I have learned that an important step before undertaking fecal a hormonal analysis is the desalting process of the samples since salts can interfere in hormonal determinations, leading to false results. In order to remove salt content, each sample was first filtered (Fig. 1A), to remove a majority of the salt water content (Fig. 1B) that is inevitably collected along with the fecal sample. Each sample was then re-suspended in ultra-pure water, to dilute the remaining salt content in a higher water volume (Fig. 1C).

After these steps were completed for each sample, the samples were centrifuged (Fig. 2A) to  precipitate the fecal matter and leave the lighter salt ions in the supernatant (the liquid lying above a solid residue; Fig. 2B). After finishing these two phases, the water was removed with aid of a plastic pippete (Fig. 2C), and I was left with only desalted fecal at the bottom of the tubes (Fig. 2D).

The fecal samples were then frozen at -80°C (Fig. 3A & 3B) and then freeze-dried on a lyophilizer for 2 days to remove all remaining water content (Fig. 3C). Finally, I have what I need: desalted, dry fecal samples, ready for hormone analysis (Fig. 3D).

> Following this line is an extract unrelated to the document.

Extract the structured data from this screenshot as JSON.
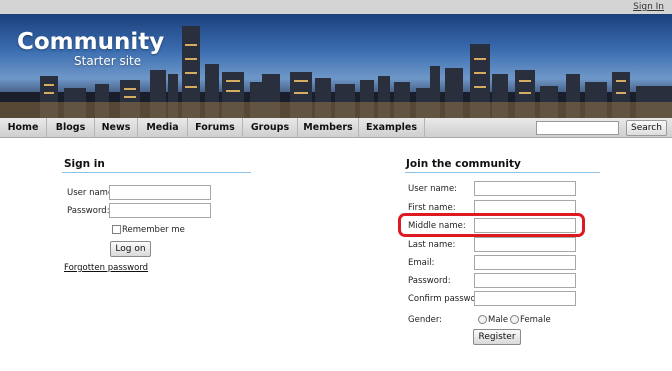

Writing this now, this process seems simple, but it was laborious, and took time to find the equipment needed at the right times. The end product is crucial to get a good final result, so my time investment (and my own increased stress level!) was worth it. This type of analysis is very new for marine mammals and our research lab is still in the learning the best methods. Along the way we were unsure of some decisions, some mistakes were made, and we were afraid of losing precious fecal material. But, this is the fun and challenge of working with a new species and new type of sample and, importantly, we have developed a working protocol that should make the process more efficient and reduce our stress levels next time around.

At the end of this sample preparation process, our 53 samples look great and are ready to be analyzed during my training at the Seattle Aquarium. We are also planning to analyze the water that was removed from the samples (Fig. 2D) to see if any hormone leached out from the poop into the water.

Results from this process will aid in future whale fecal hormone studies. Perhaps only the centrifugation step is needed and we can discard the water without losing hormone content. Or, perhaps we need to analyze both portions of the sample and sum the hormones found in each. We shall know the answer when we get our hormone metabolite results. Just another protocol to be worked out as I move ahead with the hormone analysis of these fecal samples. And through all these challenges I keep the end goal of this work in my mind: to learn about the reproductive and stress hormonal variation in gray whales and to link these variations to nutritional status and noise events. Onward!